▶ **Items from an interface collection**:

• • • •

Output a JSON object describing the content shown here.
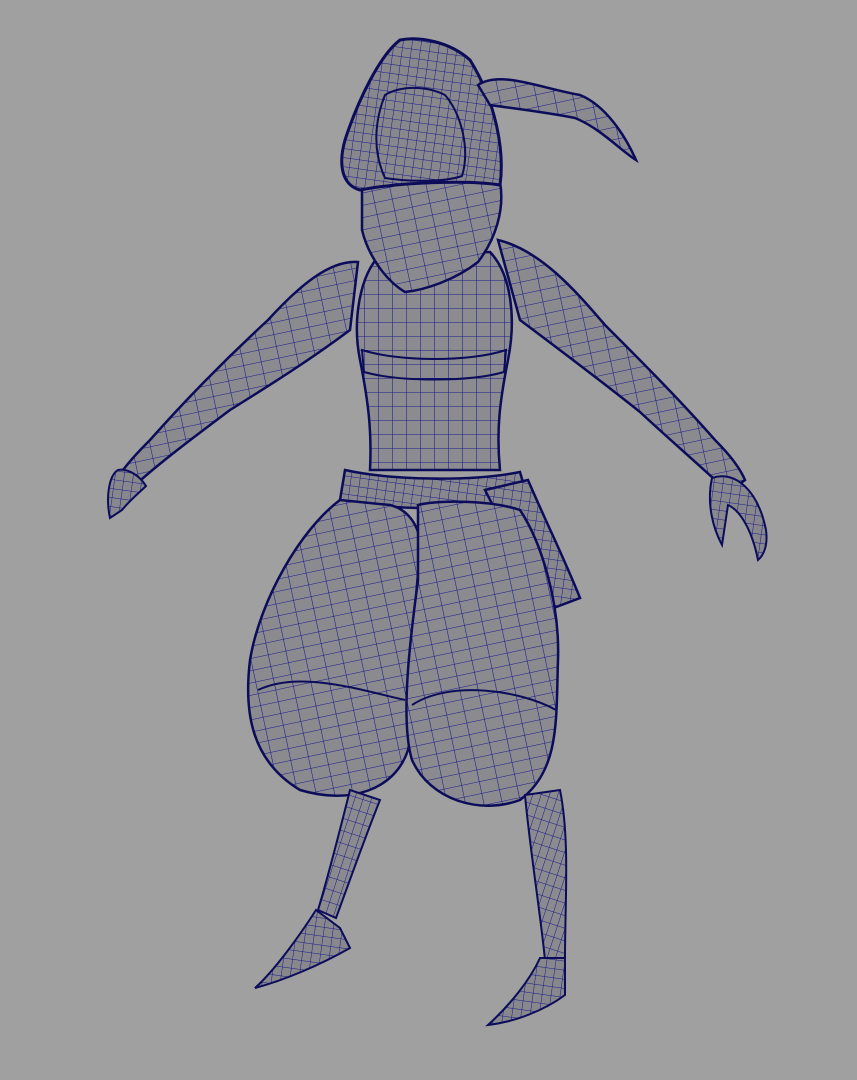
{
  "viewport": {
    "background_color": "#a0a0a0",
    "subject": "wireframe-character-model"
  },
  "colors": {
    "surface": "#8c8c90",
    "surface_shadow": "#6e6e74",
    "wire": "#1a1a8c",
    "wire_dark": "#0c0c5a"
  }
}
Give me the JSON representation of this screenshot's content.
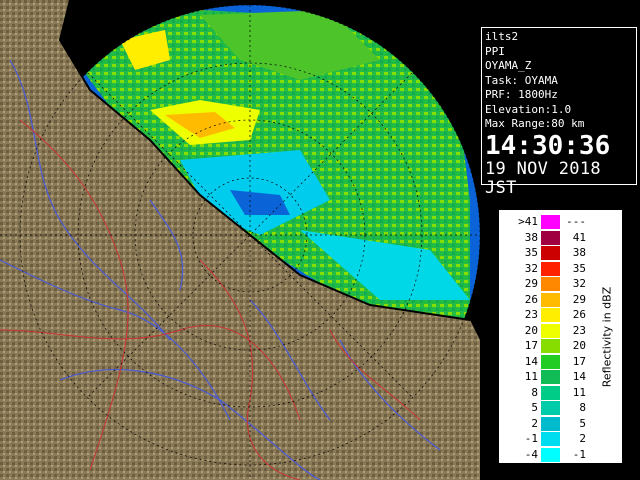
{
  "info": {
    "station": "ilts2",
    "scan_type": "PPI",
    "product": "OYAMA_Z",
    "task": "Task: OYAMA",
    "prf": "PRF: 1800Hz",
    "elevation": "Elevation:1.0",
    "max_range": "Max Range:80 km",
    "time": "14:30:36",
    "date": "19 NOV 2018 JST"
  },
  "legend": {
    "title": "Reflectivity in dBZ",
    "rows": [
      {
        "low": ">41",
        "high": "---",
        "color": "#ff00ff"
      },
      {
        "low": "38",
        "high": "41",
        "color": "#a00040"
      },
      {
        "low": "35",
        "high": "38",
        "color": "#cc0000"
      },
      {
        "low": "32",
        "high": "35",
        "color": "#ff2200"
      },
      {
        "low": "29",
        "high": "32",
        "color": "#ff8800"
      },
      {
        "low": "26",
        "high": "29",
        "color": "#ffbb00"
      },
      {
        "low": "23",
        "high": "26",
        "color": "#ffee00"
      },
      {
        "low": "20",
        "high": "23",
        "color": "#eeff00"
      },
      {
        "low": "17",
        "high": "20",
        "color": "#88dd00"
      },
      {
        "low": "14",
        "high": "17",
        "color": "#22cc22"
      },
      {
        "low": "11",
        "high": "14",
        "color": "#11bb55"
      },
      {
        "low": "8",
        "high": "11",
        "color": "#00cc88"
      },
      {
        "low": "5",
        "high": "8",
        "color": "#00ccaa"
      },
      {
        "low": "2",
        "high": "5",
        "color": "#00bbcc"
      },
      {
        "low": "-1",
        "high": "2",
        "color": "#00ddee"
      },
      {
        "low": "-4",
        "high": "-1",
        "color": "#00ffff"
      }
    ]
  },
  "colors": {
    "sea_no_echo": "#0a64d8",
    "terrain": "#8a7a58",
    "rivers": "#4a5ad8",
    "boundaries": "#cc3333",
    "coastline": "#000000"
  }
}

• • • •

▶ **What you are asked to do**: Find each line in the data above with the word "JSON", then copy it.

▶ **Written solution**:
Output a JSON object describing the content shown here.
Give me the JSON representation of this screenshot's content.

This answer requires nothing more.